However, the men returned half-an-hour later with a gang of 10 people more, as Sheebu narrates, with sticks. A petrified Sheebu tried to call the young man whose birthday was being celebrated inside, but there was no response. “They began beating me up. How could one person hold them off anyway? It went on for 10 minutes and then they all left,” he says.
When his boss was informed, he took Sheebu for first aid. “But for all the rest of the treatment, I had to bear the cost of the expensive balms. My boss was happy that I performed well on the job, but when I was being violently beaten up, no one turned up”, he adds.
Following the incident, his place of duty was changed. So far, no such incident has taken place at Sukhdev Vihar DDA apartments.

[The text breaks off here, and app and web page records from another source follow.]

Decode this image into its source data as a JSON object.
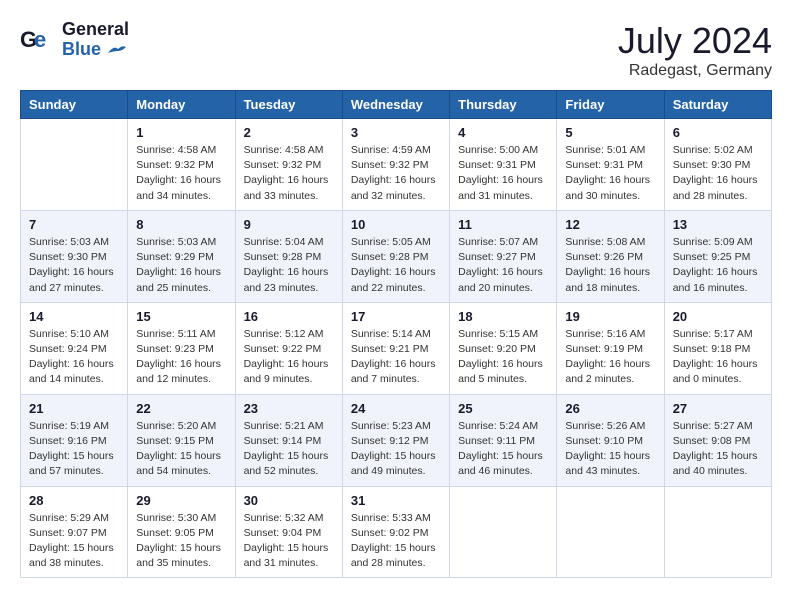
{
  "logo": {
    "general": "General",
    "blue": "Blue"
  },
  "title": "July 2024",
  "location": "Radegast, Germany",
  "days_header": [
    "Sunday",
    "Monday",
    "Tuesday",
    "Wednesday",
    "Thursday",
    "Friday",
    "Saturday"
  ],
  "weeks": [
    [
      {
        "day": "",
        "details": ""
      },
      {
        "day": "1",
        "details": "Sunrise: 4:58 AM\nSunset: 9:32 PM\nDaylight: 16 hours\nand 34 minutes."
      },
      {
        "day": "2",
        "details": "Sunrise: 4:58 AM\nSunset: 9:32 PM\nDaylight: 16 hours\nand 33 minutes."
      },
      {
        "day": "3",
        "details": "Sunrise: 4:59 AM\nSunset: 9:32 PM\nDaylight: 16 hours\nand 32 minutes."
      },
      {
        "day": "4",
        "details": "Sunrise: 5:00 AM\nSunset: 9:31 PM\nDaylight: 16 hours\nand 31 minutes."
      },
      {
        "day": "5",
        "details": "Sunrise: 5:01 AM\nSunset: 9:31 PM\nDaylight: 16 hours\nand 30 minutes."
      },
      {
        "day": "6",
        "details": "Sunrise: 5:02 AM\nSunset: 9:30 PM\nDaylight: 16 hours\nand 28 minutes."
      }
    ],
    [
      {
        "day": "7",
        "details": "Sunrise: 5:03 AM\nSunset: 9:30 PM\nDaylight: 16 hours\nand 27 minutes."
      },
      {
        "day": "8",
        "details": "Sunrise: 5:03 AM\nSunset: 9:29 PM\nDaylight: 16 hours\nand 25 minutes."
      },
      {
        "day": "9",
        "details": "Sunrise: 5:04 AM\nSunset: 9:28 PM\nDaylight: 16 hours\nand 23 minutes."
      },
      {
        "day": "10",
        "details": "Sunrise: 5:05 AM\nSunset: 9:28 PM\nDaylight: 16 hours\nand 22 minutes."
      },
      {
        "day": "11",
        "details": "Sunrise: 5:07 AM\nSunset: 9:27 PM\nDaylight: 16 hours\nand 20 minutes."
      },
      {
        "day": "12",
        "details": "Sunrise: 5:08 AM\nSunset: 9:26 PM\nDaylight: 16 hours\nand 18 minutes."
      },
      {
        "day": "13",
        "details": "Sunrise: 5:09 AM\nSunset: 9:25 PM\nDaylight: 16 hours\nand 16 minutes."
      }
    ],
    [
      {
        "day": "14",
        "details": "Sunrise: 5:10 AM\nSunset: 9:24 PM\nDaylight: 16 hours\nand 14 minutes."
      },
      {
        "day": "15",
        "details": "Sunrise: 5:11 AM\nSunset: 9:23 PM\nDaylight: 16 hours\nand 12 minutes."
      },
      {
        "day": "16",
        "details": "Sunrise: 5:12 AM\nSunset: 9:22 PM\nDaylight: 16 hours\nand 9 minutes."
      },
      {
        "day": "17",
        "details": "Sunrise: 5:14 AM\nSunset: 9:21 PM\nDaylight: 16 hours\nand 7 minutes."
      },
      {
        "day": "18",
        "details": "Sunrise: 5:15 AM\nSunset: 9:20 PM\nDaylight: 16 hours\nand 5 minutes."
      },
      {
        "day": "19",
        "details": "Sunrise: 5:16 AM\nSunset: 9:19 PM\nDaylight: 16 hours\nand 2 minutes."
      },
      {
        "day": "20",
        "details": "Sunrise: 5:17 AM\nSunset: 9:18 PM\nDaylight: 16 hours\nand 0 minutes."
      }
    ],
    [
      {
        "day": "21",
        "details": "Sunrise: 5:19 AM\nSunset: 9:16 PM\nDaylight: 15 hours\nand 57 minutes."
      },
      {
        "day": "22",
        "details": "Sunrise: 5:20 AM\nSunset: 9:15 PM\nDaylight: 15 hours\nand 54 minutes."
      },
      {
        "day": "23",
        "details": "Sunrise: 5:21 AM\nSunset: 9:14 PM\nDaylight: 15 hours\nand 52 minutes."
      },
      {
        "day": "24",
        "details": "Sunrise: 5:23 AM\nSunset: 9:12 PM\nDaylight: 15 hours\nand 49 minutes."
      },
      {
        "day": "25",
        "details": "Sunrise: 5:24 AM\nSunset: 9:11 PM\nDaylight: 15 hours\nand 46 minutes."
      },
      {
        "day": "26",
        "details": "Sunrise: 5:26 AM\nSunset: 9:10 PM\nDaylight: 15 hours\nand 43 minutes."
      },
      {
        "day": "27",
        "details": "Sunrise: 5:27 AM\nSunset: 9:08 PM\nDaylight: 15 hours\nand 40 minutes."
      }
    ],
    [
      {
        "day": "28",
        "details": "Sunrise: 5:29 AM\nSunset: 9:07 PM\nDaylight: 15 hours\nand 38 minutes."
      },
      {
        "day": "29",
        "details": "Sunrise: 5:30 AM\nSunset: 9:05 PM\nDaylight: 15 hours\nand 35 minutes."
      },
      {
        "day": "30",
        "details": "Sunrise: 5:32 AM\nSunset: 9:04 PM\nDaylight: 15 hours\nand 31 minutes."
      },
      {
        "day": "31",
        "details": "Sunrise: 5:33 AM\nSunset: 9:02 PM\nDaylight: 15 hours\nand 28 minutes."
      },
      {
        "day": "",
        "details": ""
      },
      {
        "day": "",
        "details": ""
      },
      {
        "day": "",
        "details": ""
      }
    ]
  ]
}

Mohan Kumar, a security guard in Sector 20, Noida, says that they don’t receive any respect. “People treat us like we’re servants. I’ve been working for the past eight years, when social media platforms were not that much popular, and similar incidents were disregarded and dismissed by everybody”, he says.
When asked if he had ever sought assistance from his security agency or police, Kumar stated that the possibility of them receiving assistance is far less than the possibility of them being fired and unemployed. “Once you’re out of the good graces of the agencies that got you the job, it becomes extremely difficult to find another job as a security guard. So, often, we just try to ignore it as a bad memory”, he says.
Saying he is glad that now his colleagues are receiving justice and help, he adds, “I’d like to ask everyone to treat us with respect and decency as well; we don’t mistreat anybody, we follow your directions, we take care of your possessions and your safety, we greet you every time we see you. The treatment we get in return is simply not fair.”